How did publisher Sourcebooks acquire the rights to many of influential novelist Georgette Heyer‘s historical romances and mysteries? With good luck and determination! Sourcebooks founder and president Dominique Raccah and editorial manager Deb Werksman told the story to Laurie Kahn, executive producer of the Popular Romance Project.
What do you think of Georgette Heyer’s work? What authors or works do you think should never fall out of print? Read More
During those years, I have been active in my local romance writers’ chapter and RWA. I have written seven complete manuscripts and a number of incomplete. I was a finalist in the American Title Contest as well as other smaller writing contests; I have had requests for partial and full manuscripts; I have been this close. . .
But no cigar.
Well, at least not yet. And that’s the question. Why would anyone continue to do something in the face of rejection after rejection? Hopes up and hopes dashed? I’ve had friends say that they would Read More
Here’s an example. I happen to adore MaryJanice Davidson’s books, so I picked up a set of three sexy novellas published together as Under Cover. In a novella you must establish the character and feel Read More
Reality is a bit different. Our days are busy and sometimes patrons are not so appreciative. And despite our attempts at super knowledge, our brains can’t hold all information.
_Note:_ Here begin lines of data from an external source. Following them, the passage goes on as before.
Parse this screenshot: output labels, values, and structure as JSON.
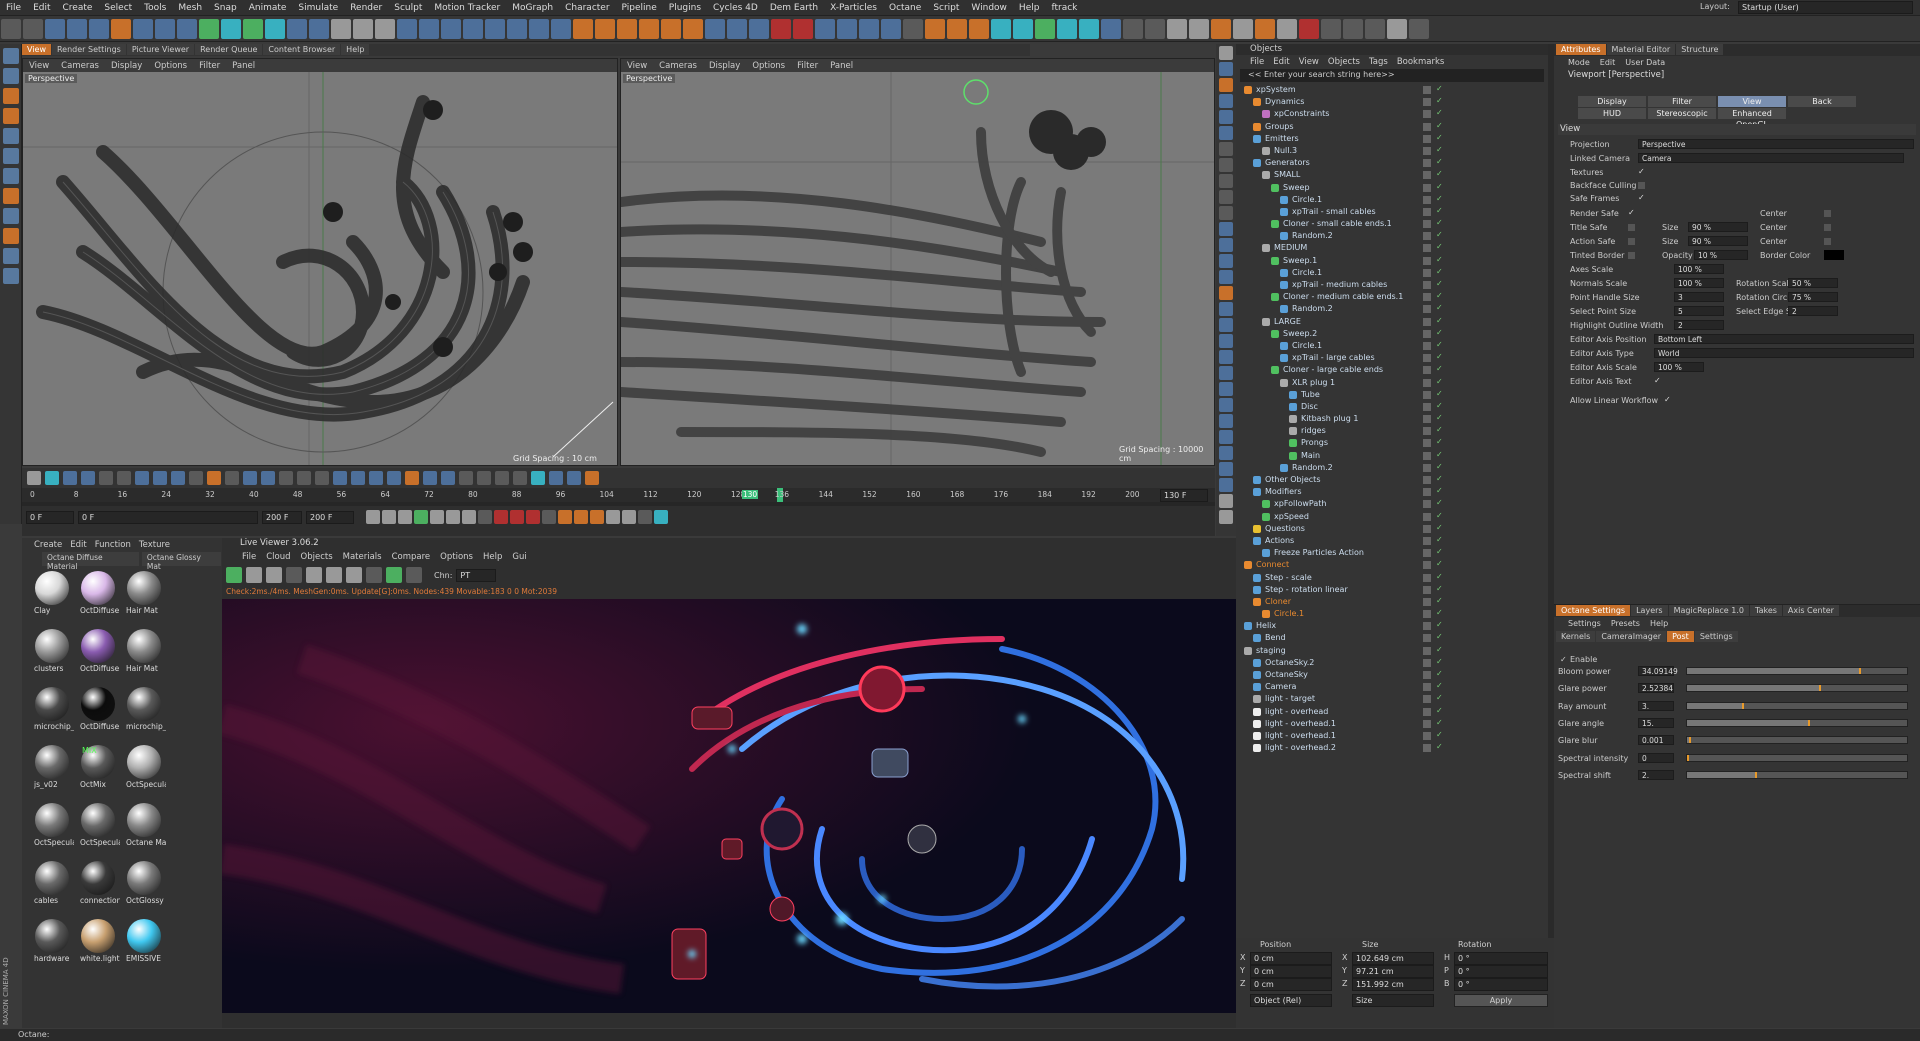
{
  "menu": [
    "File",
    "Edit",
    "Create",
    "Select",
    "Tools",
    "Mesh",
    "Snap",
    "Animate",
    "Simulate",
    "Render",
    "Sculpt",
    "Motion Tracker",
    "MoGraph",
    "Character",
    "Pipeline",
    "Plugins",
    "Cycles 4D",
    "Dem Earth",
    "X-Particles",
    "Octane",
    "Script",
    "Window",
    "Help",
    "ftrack"
  ],
  "layout": {
    "label": "Layout:",
    "value": "Startup (User)"
  },
  "left_view_tabs": [
    "View",
    "Render Settings",
    "Picture Viewer",
    "Render Queue",
    "Content Browser",
    "Help"
  ],
  "viewport1": {
    "menu": [
      "View",
      "Cameras",
      "Display",
      "Options",
      "Filter",
      "Panel"
    ],
    "label": "Perspective",
    "grid": "Grid Spacing : 10 cm"
  },
  "viewport2": {
    "menu": [
      "View",
      "Cameras",
      "Display",
      "Options",
      "Filter",
      "Panel"
    ],
    "label": "Perspective",
    "grid": "Grid Spacing : 10000 cm"
  },
  "timeline": {
    "ticks": [
      "0",
      "8",
      "16",
      "24",
      "32",
      "40",
      "48",
      "56",
      "64",
      "72",
      "80",
      "88",
      "96",
      "104",
      "112",
      "120",
      "128",
      "130",
      "136",
      "144",
      "152",
      "160",
      "168",
      "176",
      "184",
      "192",
      "200"
    ],
    "current_frame": "130",
    "end_frame": "130 F",
    "start": "0 F",
    "mid": "0 F",
    "max": "200 F",
    "max2": "200 F"
  },
  "material_panel": {
    "menu": [
      "Create",
      "Edit",
      "Function",
      "Texture"
    ],
    "tabs": [
      "Octane Diffuse Material",
      "Octane Glossy Mat"
    ],
    "materials": [
      {
        "name": "Clay",
        "color": "#d8d8d8"
      },
      {
        "name": "OctDiffuse",
        "color": "#d9b8e8"
      },
      {
        "name": "Hair Mat",
        "color": "#8a8a8a"
      },
      {
        "name": "clusters",
        "color": "#9a9a9a"
      },
      {
        "name": "OctDiffuse",
        "color": "#8a5cb0"
      },
      {
        "name": "Hair Mat",
        "color": "#8a8a8a"
      },
      {
        "name": "microchip_",
        "color": "#4a4a4a"
      },
      {
        "name": "OctDiffuse",
        "color": "#0c0c0c"
      },
      {
        "name": "microchip_",
        "color": "#5a5a5a"
      },
      {
        "name": "js_v02",
        "color": "#6a6a6a"
      },
      {
        "name": "OctMix",
        "color": "#5a5a5a"
      },
      {
        "name": "OctSpecula",
        "color": "#b0b0b0"
      },
      {
        "name": "OctSpecula",
        "color": "#7a7a7a"
      },
      {
        "name": "OctSpecula",
        "color": "#6a6a6a"
      },
      {
        "name": "Octane Ma",
        "color": "#888888"
      },
      {
        "name": "cables",
        "color": "#6a6a6a"
      },
      {
        "name": "connection",
        "color": "#3a3a3a"
      },
      {
        "name": "OctGlossy",
        "color": "#7a7a7a"
      },
      {
        "name": "hardware",
        "color": "#5a5a5a"
      },
      {
        "name": "white.light",
        "color": "#c8a070"
      },
      {
        "name": "EMISSIVE",
        "color": "#40c8f0"
      }
    ],
    "mix_label": "MIX"
  },
  "live_viewer": {
    "title": "Live Viewer 3.06.2",
    "menu": [
      "File",
      "Cloud",
      "Objects",
      "Materials",
      "Compare",
      "Options",
      "Help",
      "Gui"
    ],
    "channel_label": "Chn:",
    "channel_value": "PT",
    "status": "Check:2ms./4ms. MeshGen:0ms. Update[G]:0ms. Nodes:439 Movable:183  0 0 Mot:2039"
  },
  "objects_panel": {
    "title": "Objects",
    "menu": [
      "File",
      "Edit",
      "View",
      "Objects",
      "Tags",
      "Bookmarks"
    ],
    "search_placeholder": "<< Enter your search string here>>",
    "items": [
      {
        "name": "xpSystem",
        "depth": 0,
        "color": "#e88a30"
      },
      {
        "name": "Dynamics",
        "depth": 1,
        "color": "#e88a30"
      },
      {
        "name": "xpConstraints",
        "depth": 2,
        "color": "#c070c0"
      },
      {
        "name": "Groups",
        "depth": 1,
        "color": "#e88a30"
      },
      {
        "name": "Emitters",
        "depth": 1,
        "color": "#5aa0d8"
      },
      {
        "name": "Null.3",
        "depth": 2,
        "color": "#aaaaaa"
      },
      {
        "name": "Generators",
        "depth": 1,
        "color": "#5aa0d8"
      },
      {
        "name": "SMALL",
        "depth": 2,
        "color": "#aaaaaa"
      },
      {
        "name": "Sweep",
        "depth": 3,
        "color": "#50c060"
      },
      {
        "name": "Circle.1",
        "depth": 4,
        "color": "#5aa0d8"
      },
      {
        "name": "xpTrail - small cables",
        "depth": 4,
        "color": "#5aa0d8"
      },
      {
        "name": "Cloner - small cable ends.1",
        "depth": 3,
        "color": "#50c060"
      },
      {
        "name": "Random.2",
        "depth": 4,
        "color": "#5aa0d8"
      },
      {
        "name": "MEDIUM",
        "depth": 2,
        "color": "#aaaaaa"
      },
      {
        "name": "Sweep.1",
        "depth": 3,
        "color": "#50c060"
      },
      {
        "name": "Circle.1",
        "depth": 4,
        "color": "#5aa0d8"
      },
      {
        "name": "xpTrail - medium cables",
        "depth": 4,
        "color": "#5aa0d8"
      },
      {
        "name": "Cloner - medium cable ends.1",
        "depth": 3,
        "color": "#50c060"
      },
      {
        "name": "Random.2",
        "depth": 4,
        "color": "#5aa0d8"
      },
      {
        "name": "LARGE",
        "depth": 2,
        "color": "#aaaaaa"
      },
      {
        "name": "Sweep.2",
        "depth": 3,
        "color": "#50c060"
      },
      {
        "name": "Circle.1",
        "depth": 4,
        "color": "#5aa0d8"
      },
      {
        "name": "xpTrail - large cables",
        "depth": 4,
        "color": "#5aa0d8"
      },
      {
        "name": "Cloner - large cable ends",
        "depth": 3,
        "color": "#50c060"
      },
      {
        "name": "XLR plug 1",
        "depth": 4,
        "color": "#aaaaaa"
      },
      {
        "name": "Tube",
        "depth": 5,
        "color": "#5aa0d8"
      },
      {
        "name": "Disc",
        "depth": 5,
        "color": "#5aa0d8"
      },
      {
        "name": "Kitbash plug 1",
        "depth": 5,
        "color": "#aaaaaa"
      },
      {
        "name": "ridges",
        "depth": 5,
        "color": "#aaaaaa"
      },
      {
        "name": "Prongs",
        "depth": 5,
        "color": "#50c060"
      },
      {
        "name": "Main",
        "depth": 5,
        "color": "#50c060"
      },
      {
        "name": "Random.2",
        "depth": 4,
        "color": "#5aa0d8"
      },
      {
        "name": "Other Objects",
        "depth": 1,
        "color": "#5aa0d8"
      },
      {
        "name": "Modifiers",
        "depth": 1,
        "color": "#5aa0d8"
      },
      {
        "name": "xpFollowPath",
        "depth": 2,
        "color": "#50c060"
      },
      {
        "name": "xpSpeed",
        "depth": 2,
        "color": "#50c060"
      },
      {
        "name": "Questions",
        "depth": 1,
        "color": "#e8c030"
      },
      {
        "name": "Actions",
        "depth": 1,
        "color": "#5aa0d8"
      },
      {
        "name": "Freeze Particles Action",
        "depth": 2,
        "color": "#5aa0d8"
      },
      {
        "name": "Connect",
        "depth": 0,
        "color": "#e88a30"
      },
      {
        "name": "Step - scale",
        "depth": 1,
        "color": "#5aa0d8"
      },
      {
        "name": "Step - rotation linear",
        "depth": 1,
        "color": "#5aa0d8"
      },
      {
        "name": "Cloner",
        "depth": 1,
        "color": "#e88a30"
      },
      {
        "name": "Circle.1",
        "depth": 2,
        "color": "#e88a30"
      },
      {
        "name": "Helix",
        "depth": 0,
        "color": "#5aa0d8"
      },
      {
        "name": "Bend",
        "depth": 1,
        "color": "#5aa0d8"
      },
      {
        "name": "staging",
        "depth": 0,
        "color": "#aaaaaa"
      },
      {
        "name": "OctaneSky.2",
        "depth": 1,
        "color": "#5aa0d8"
      },
      {
        "name": "OctaneSky",
        "depth": 1,
        "color": "#5aa0d8"
      },
      {
        "name": "Camera",
        "depth": 1,
        "color": "#5aa0d8"
      },
      {
        "name": "light - target",
        "depth": 1,
        "color": "#aaaaaa"
      },
      {
        "name": "light - overhead",
        "depth": 1,
        "color": "#eeeeee"
      },
      {
        "name": "light - overhead.1",
        "depth": 1,
        "color": "#eeeeee"
      },
      {
        "name": "light - overhead.1",
        "depth": 1,
        "color": "#eeeeee"
      },
      {
        "name": "light - overhead.2",
        "depth": 1,
        "color": "#eeeeee"
      }
    ]
  },
  "coords": {
    "headers": [
      "Position",
      "Size",
      "Rotation"
    ],
    "rows": [
      {
        "axis": "X",
        "pos": "0 cm",
        "size_axis": "X",
        "size": "102.649 cm",
        "rot_axis": "H",
        "rot": "0 °"
      },
      {
        "axis": "Y",
        "pos": "0 cm",
        "size_axis": "Y",
        "size": "97.21 cm",
        "rot_axis": "P",
        "rot": "0 °"
      },
      {
        "axis": "Z",
        "pos": "0 cm",
        "size_axis": "Z",
        "size": "151.992 cm",
        "rot_axis": "B",
        "rot": "0 °"
      }
    ],
    "mode": "Object (Rel)",
    "size_mode": "Size",
    "apply": "Apply"
  },
  "attributes": {
    "tabs": [
      "Attributes",
      "Material Editor",
      "Structure"
    ],
    "menu": [
      "Mode",
      "Edit",
      "User Data"
    ],
    "title": "Viewport [Perspective]",
    "subtabs": [
      "Display",
      "Filter",
      "View",
      "Back",
      "HUD",
      "Stereoscopic",
      "Enhanced OpenGL"
    ],
    "section": "View",
    "projection_label": "Projection",
    "projection": "Perspective",
    "linked_camera_label": "Linked Camera",
    "linked_camera": "Camera",
    "textures": "Textures",
    "backface": "Backface Culling",
    "safe_frames": "Safe Frames",
    "render_safe": "Render Safe",
    "center": "Center",
    "title_safe": "Title Safe",
    "action_safe": "Action Safe",
    "size": "Size",
    "size_val": "90 %",
    "size_val2": "90 %",
    "tinted_border": "Tinted Border",
    "opacity": "Opacity",
    "opacity_val": "10 %",
    "border_color": "Border Color",
    "axes_scale": "Axes Scale",
    "axes_scale_val": "100 %",
    "normals_scale": "Normals Scale",
    "normals_scale_val": "100 %",
    "rotation_scale": "Rotation Scale",
    "rotation_scale_val": "50 %",
    "point_handle": "Point Handle Size",
    "point_handle_val": "3",
    "rotation_circle": "Rotation Circle",
    "rotation_circle_val": "75 %",
    "select_point": "Select Point Size",
    "select_point_val": "5",
    "select_edge": "Select Edge Size",
    "select_edge_val": "2",
    "highlight": "Highlight Outline Width",
    "highlight_val": "2",
    "axis_pos": "Editor Axis Position",
    "axis_pos_val": "Bottom Left",
    "axis_type": "Editor Axis Type",
    "axis_type_val": "World",
    "axis_scale": "Editor Axis Scale",
    "axis_scale_val": "100 %",
    "axis_text": "Editor Axis Text",
    "linear": "Allow Linear Workflow"
  },
  "octane_settings": {
    "tabs": [
      "Octane Settings",
      "Layers",
      "MagicReplace 1.0",
      "Takes",
      "Axis Center"
    ],
    "menu": [
      "Settings",
      "Presets",
      "Help"
    ],
    "subtabs": [
      "Kernels",
      "CameraImager",
      "Post",
      "Settings"
    ],
    "enable": "Enable",
    "params": [
      {
        "label": "Bloom power",
        "value": "34.09149",
        "level": 0.78
      },
      {
        "label": "Glare power",
        "value": "2.52384",
        "level": 0.6
      },
      {
        "label": "Ray amount",
        "value": "3.",
        "level": 0.25
      },
      {
        "label": "Glare angle",
        "value": "15.",
        "level": 0.55
      },
      {
        "label": "Glare blur",
        "value": "0.001",
        "level": 0.01
      },
      {
        "label": "Spectral intensity",
        "value": "0",
        "level": 0.0
      },
      {
        "label": "Spectral shift",
        "value": "2.",
        "level": 0.31
      }
    ]
  },
  "status_bar": "Octane:",
  "maxon_logo": "MAXON CINEMA 4D"
}
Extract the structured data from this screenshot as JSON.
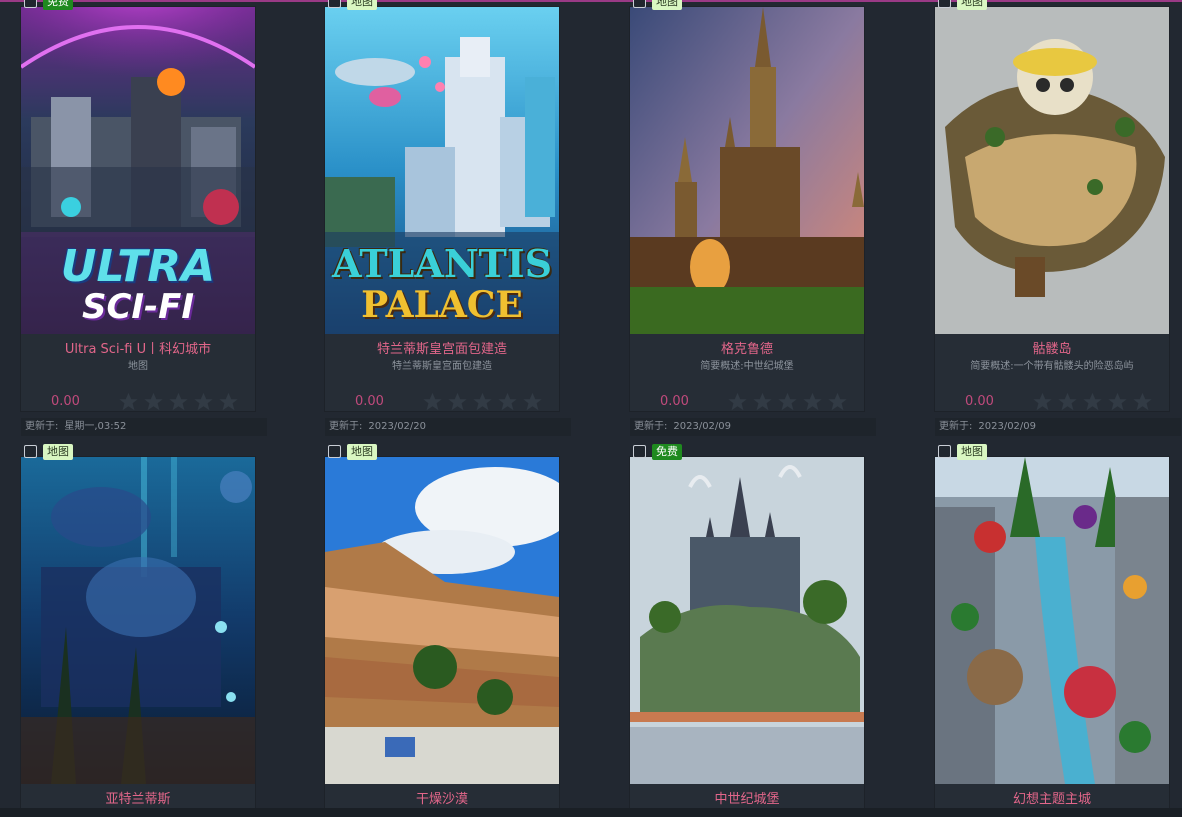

But being a librarian who reads, enjoys, and promotes the romance genre can present an additional challenge. Even though the genre is Read More
How do authors pick the perfect scene for a reading? Something sweet? Sexy? Humorous? Sad? The tone of piece, the venue, and the audience all need to match, and there’s only a short window of time to give a tantalizing glimpse into an entire novel. Sarah MacLean shares selections from an antagonistic scene in Eleven Scandals to Start to Win a Duke’s Heart at New York City romance reading series Lady Jane’s Salon:
In the Harlequin romances written outside of Turkey, for example, love and passion are portrayed in dialogue or as events happening between the hero Read More
Wholesome romance is heartwarming and positive, always delivering the “HEA” (happily ever after), with either a church wedding or the promise of one by the end of the book. But although these romances are “clean,” that doesn’t mean they are boring or even unrealistic. Characters often Read More
Have you ever wondered how your favorite authors were introduced to romance novels? From discoveries made while babysitting to gifts from relatives, authors Jessica Andersen, Kristan Higgins, Debbie Kaufman, Jayne Ann Krentz, Caridad Piñeiro, Jill Shalvis, and Nalini Singh share their first romance read!
Do you remember your first romance novel? Read More
In historical romances, the clothing may not make the man or woman, but it can speak volumes. Questions of fashion involve not only what characters should be wearing in their place and time based on material availability, trends, and social standing, but also how attire dictates ways of moving and modes of communication unavailable without the wardrobe.
At the Romance Writers of America 2011 national conference, author Deeanne Gist presented a workshop called “Bottoms Up: Victorian Women’s Clothing from the Inside Out.” Gist addresses questions like “How did you speak with your gloves?” and “Did women wear shorter corsets for meals?”
In what ways does your own clothing choice restrict movement? Do you sit differently in jeans and short skirts? What messages do you try to send to others with your clothing—either clothing choice or actions such as putting your hands in your pockets? If you’re an author, what choices have you made for your characters (in any subgenre) and why? Read More